[INSTRUCTIONS TO FOLLOW]: Copy every line of the data that includes the string "明瑞播放控制插件".

[MATERIALS PROVIDED]:
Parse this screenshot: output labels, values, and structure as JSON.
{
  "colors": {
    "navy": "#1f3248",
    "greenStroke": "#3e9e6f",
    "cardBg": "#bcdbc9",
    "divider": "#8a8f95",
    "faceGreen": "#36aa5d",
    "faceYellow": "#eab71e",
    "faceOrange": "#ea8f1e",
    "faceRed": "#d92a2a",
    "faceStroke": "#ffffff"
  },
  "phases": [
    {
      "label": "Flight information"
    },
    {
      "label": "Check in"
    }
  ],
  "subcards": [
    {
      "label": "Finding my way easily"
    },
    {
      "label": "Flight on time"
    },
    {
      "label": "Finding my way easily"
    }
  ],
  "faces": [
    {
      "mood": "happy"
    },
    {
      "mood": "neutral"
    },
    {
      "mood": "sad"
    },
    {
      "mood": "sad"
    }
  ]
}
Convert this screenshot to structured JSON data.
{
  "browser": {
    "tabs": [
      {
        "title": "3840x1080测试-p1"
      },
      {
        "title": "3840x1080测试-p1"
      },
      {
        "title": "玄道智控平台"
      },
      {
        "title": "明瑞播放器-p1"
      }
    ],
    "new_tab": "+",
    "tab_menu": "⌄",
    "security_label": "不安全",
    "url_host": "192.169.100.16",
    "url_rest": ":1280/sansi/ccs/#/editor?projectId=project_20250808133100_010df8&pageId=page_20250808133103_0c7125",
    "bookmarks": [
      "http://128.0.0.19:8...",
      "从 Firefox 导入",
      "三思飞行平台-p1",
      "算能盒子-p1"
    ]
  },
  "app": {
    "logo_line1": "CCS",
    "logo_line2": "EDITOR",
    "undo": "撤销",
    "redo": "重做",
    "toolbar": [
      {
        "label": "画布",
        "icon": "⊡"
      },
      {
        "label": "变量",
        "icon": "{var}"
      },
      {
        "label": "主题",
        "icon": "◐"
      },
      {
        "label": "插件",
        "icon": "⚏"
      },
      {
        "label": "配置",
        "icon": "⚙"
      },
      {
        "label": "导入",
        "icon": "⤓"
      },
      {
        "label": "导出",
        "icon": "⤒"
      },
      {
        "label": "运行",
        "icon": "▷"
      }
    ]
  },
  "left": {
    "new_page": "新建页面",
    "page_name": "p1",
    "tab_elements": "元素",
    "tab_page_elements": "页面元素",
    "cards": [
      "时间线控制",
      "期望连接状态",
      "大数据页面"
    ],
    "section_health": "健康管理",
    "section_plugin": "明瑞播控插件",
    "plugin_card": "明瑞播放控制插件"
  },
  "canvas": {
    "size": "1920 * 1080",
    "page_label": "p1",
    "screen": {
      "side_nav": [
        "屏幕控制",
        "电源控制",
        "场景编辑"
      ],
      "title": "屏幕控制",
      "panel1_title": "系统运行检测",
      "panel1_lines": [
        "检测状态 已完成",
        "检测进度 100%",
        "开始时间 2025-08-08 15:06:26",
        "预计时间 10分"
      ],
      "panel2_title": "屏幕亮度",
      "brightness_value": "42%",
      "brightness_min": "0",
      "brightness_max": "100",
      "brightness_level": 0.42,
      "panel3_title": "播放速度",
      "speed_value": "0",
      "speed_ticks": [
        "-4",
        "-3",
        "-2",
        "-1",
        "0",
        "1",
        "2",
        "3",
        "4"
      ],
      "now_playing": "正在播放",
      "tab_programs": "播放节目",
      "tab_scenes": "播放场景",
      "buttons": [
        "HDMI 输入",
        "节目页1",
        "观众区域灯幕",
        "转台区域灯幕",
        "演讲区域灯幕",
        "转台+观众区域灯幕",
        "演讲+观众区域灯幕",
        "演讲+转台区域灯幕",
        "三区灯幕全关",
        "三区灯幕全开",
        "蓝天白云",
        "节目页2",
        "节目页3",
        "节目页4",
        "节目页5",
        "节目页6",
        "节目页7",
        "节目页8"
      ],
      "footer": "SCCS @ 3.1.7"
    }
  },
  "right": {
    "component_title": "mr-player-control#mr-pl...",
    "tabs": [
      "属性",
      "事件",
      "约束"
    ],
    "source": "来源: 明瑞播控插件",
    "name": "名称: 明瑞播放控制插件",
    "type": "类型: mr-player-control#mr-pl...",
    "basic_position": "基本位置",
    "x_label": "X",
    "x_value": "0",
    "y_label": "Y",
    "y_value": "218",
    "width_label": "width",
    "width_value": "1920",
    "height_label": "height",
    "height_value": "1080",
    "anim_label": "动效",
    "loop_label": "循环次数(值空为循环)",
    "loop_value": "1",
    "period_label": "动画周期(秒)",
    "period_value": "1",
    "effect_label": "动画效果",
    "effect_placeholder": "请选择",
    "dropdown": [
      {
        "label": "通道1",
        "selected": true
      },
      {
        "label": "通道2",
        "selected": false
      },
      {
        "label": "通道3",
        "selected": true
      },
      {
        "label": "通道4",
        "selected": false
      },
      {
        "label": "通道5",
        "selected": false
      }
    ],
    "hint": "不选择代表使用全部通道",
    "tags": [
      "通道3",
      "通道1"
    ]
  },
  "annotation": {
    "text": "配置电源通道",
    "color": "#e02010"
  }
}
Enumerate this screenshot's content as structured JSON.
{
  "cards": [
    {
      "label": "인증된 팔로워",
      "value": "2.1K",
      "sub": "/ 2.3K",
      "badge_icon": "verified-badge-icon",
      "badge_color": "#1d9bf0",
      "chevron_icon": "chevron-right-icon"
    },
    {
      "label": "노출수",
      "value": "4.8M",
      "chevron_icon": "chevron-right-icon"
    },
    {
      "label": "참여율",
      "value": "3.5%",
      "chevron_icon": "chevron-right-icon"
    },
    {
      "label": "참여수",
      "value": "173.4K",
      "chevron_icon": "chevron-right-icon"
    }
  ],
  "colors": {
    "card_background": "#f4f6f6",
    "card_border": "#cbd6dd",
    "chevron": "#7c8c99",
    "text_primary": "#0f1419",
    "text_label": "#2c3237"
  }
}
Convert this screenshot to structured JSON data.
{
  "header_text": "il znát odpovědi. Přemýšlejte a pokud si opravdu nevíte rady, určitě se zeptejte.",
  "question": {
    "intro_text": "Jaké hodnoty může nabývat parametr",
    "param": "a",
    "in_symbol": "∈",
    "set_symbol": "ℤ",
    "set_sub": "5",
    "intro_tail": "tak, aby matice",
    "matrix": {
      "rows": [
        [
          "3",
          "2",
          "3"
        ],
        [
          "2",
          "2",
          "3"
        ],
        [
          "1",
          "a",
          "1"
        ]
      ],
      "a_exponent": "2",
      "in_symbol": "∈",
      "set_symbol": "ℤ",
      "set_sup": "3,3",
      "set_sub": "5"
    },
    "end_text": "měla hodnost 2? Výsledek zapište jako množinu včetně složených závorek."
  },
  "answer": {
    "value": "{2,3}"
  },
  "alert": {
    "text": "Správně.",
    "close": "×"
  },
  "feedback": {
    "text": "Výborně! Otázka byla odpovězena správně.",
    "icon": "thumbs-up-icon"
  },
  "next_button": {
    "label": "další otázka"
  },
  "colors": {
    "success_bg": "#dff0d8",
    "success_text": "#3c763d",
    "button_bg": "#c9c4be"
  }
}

[SOLUTION TO THE EXERCISE]:
    "plugin_card": "明瑞播放控制插件"
    "name": "名称: 明瑞播放控制插件",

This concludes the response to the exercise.